This quote has been rolling around in my head since it was posted. There are multifaceted implications in interpretation. One can sit and do nothing; passively waiting for inspiration. For me, more often than not, inspiration makes me acutely aware of what I lack in skill. Over the last few weeks I have been mindful of my thought processes and at what point inspiration becomes demotivating. It has led to an incredible shift in my perspective on art. When considering something, I am now discovering what is tickling my brain about a specific piece. Instead of merely knowing I like something or trying to figure out what the artist was thinking, I am drawn to the movement, layers, brush strokes, colors, etc. It is more of an appreciation than admiration an is helping me to incorporate the elements that captivate me into my own project (even at the gym, while dancing, cleaning, etc.) everything is becoming a medium for artistic expression...even drawing in the Windex as it drips before I wash the window...little fleeting works that will probably forever be forgotten, but help me grow and develop. For me, the getting to work part is the intentional, mindful, seeking of inspiration at any given moment; looking at what is happening right in front of me and capturing the smallest thing and giving it attention and nurturing its growth even IF the end result is not what I expected, desired, or intended. It is intentional development of habit that becomes alive and free in my spontaneity.
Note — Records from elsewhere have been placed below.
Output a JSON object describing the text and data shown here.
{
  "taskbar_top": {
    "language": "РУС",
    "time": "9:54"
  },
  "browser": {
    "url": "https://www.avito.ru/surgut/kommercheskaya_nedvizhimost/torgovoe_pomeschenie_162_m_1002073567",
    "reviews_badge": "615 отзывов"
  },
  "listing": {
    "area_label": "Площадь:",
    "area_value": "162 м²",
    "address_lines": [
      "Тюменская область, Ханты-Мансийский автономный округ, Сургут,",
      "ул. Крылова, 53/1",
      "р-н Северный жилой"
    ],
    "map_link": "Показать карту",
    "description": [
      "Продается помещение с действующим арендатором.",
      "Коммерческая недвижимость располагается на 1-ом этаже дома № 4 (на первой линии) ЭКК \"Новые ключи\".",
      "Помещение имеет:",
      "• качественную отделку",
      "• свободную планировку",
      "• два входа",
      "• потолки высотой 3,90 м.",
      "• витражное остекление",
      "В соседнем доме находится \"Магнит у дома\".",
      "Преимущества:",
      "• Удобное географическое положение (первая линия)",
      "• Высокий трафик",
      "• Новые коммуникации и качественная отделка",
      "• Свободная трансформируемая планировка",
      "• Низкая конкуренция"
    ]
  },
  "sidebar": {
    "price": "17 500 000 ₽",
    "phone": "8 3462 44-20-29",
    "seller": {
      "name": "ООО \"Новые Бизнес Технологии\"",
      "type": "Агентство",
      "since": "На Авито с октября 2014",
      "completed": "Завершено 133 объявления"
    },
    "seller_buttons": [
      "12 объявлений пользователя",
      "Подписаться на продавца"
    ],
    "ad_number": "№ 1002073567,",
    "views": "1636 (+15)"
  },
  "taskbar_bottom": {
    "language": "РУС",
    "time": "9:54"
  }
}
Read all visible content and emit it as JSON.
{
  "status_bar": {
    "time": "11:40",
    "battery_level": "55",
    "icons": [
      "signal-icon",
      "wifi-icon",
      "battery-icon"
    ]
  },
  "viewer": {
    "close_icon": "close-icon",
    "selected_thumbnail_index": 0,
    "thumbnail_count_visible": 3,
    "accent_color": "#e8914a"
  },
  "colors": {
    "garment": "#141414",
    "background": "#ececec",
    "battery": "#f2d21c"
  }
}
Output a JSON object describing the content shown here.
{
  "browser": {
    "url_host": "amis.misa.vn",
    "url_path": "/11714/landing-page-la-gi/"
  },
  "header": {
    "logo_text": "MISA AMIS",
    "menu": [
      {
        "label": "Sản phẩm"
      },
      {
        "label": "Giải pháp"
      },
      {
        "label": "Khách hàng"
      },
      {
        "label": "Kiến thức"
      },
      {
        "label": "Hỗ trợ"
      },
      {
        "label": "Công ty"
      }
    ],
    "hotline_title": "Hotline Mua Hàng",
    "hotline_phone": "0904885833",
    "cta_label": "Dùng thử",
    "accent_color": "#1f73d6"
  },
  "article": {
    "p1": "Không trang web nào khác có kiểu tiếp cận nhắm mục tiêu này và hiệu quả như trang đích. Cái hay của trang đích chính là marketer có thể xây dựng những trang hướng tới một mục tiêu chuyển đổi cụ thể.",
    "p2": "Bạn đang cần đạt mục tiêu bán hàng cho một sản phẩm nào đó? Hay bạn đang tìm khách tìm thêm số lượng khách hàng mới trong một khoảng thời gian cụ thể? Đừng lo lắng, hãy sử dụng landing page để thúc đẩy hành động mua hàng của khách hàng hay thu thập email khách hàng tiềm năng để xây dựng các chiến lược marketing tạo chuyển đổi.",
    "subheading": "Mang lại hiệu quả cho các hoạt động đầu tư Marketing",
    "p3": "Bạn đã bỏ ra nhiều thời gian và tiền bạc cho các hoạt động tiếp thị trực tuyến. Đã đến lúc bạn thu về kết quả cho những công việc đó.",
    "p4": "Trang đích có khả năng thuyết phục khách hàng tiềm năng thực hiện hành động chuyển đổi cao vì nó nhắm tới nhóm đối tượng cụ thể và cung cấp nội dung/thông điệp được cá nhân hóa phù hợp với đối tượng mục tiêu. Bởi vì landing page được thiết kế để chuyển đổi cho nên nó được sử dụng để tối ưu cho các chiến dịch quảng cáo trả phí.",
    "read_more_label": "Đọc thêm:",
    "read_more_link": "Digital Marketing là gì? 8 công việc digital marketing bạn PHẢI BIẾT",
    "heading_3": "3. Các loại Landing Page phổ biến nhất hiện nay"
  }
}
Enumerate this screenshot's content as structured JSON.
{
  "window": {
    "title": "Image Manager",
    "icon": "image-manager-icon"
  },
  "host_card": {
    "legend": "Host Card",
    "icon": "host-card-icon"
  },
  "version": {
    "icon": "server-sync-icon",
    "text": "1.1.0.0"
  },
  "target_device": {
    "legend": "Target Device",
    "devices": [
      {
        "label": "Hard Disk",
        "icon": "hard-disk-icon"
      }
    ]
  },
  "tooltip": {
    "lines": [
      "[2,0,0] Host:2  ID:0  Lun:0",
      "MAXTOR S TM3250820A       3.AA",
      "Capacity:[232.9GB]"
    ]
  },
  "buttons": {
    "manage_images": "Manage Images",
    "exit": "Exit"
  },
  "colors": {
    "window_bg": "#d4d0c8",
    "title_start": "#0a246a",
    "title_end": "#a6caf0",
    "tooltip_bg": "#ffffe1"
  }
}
All of it leads to improving skills and abilities, just like exercise leads to strength and cardiovascular benefits.

Eric said...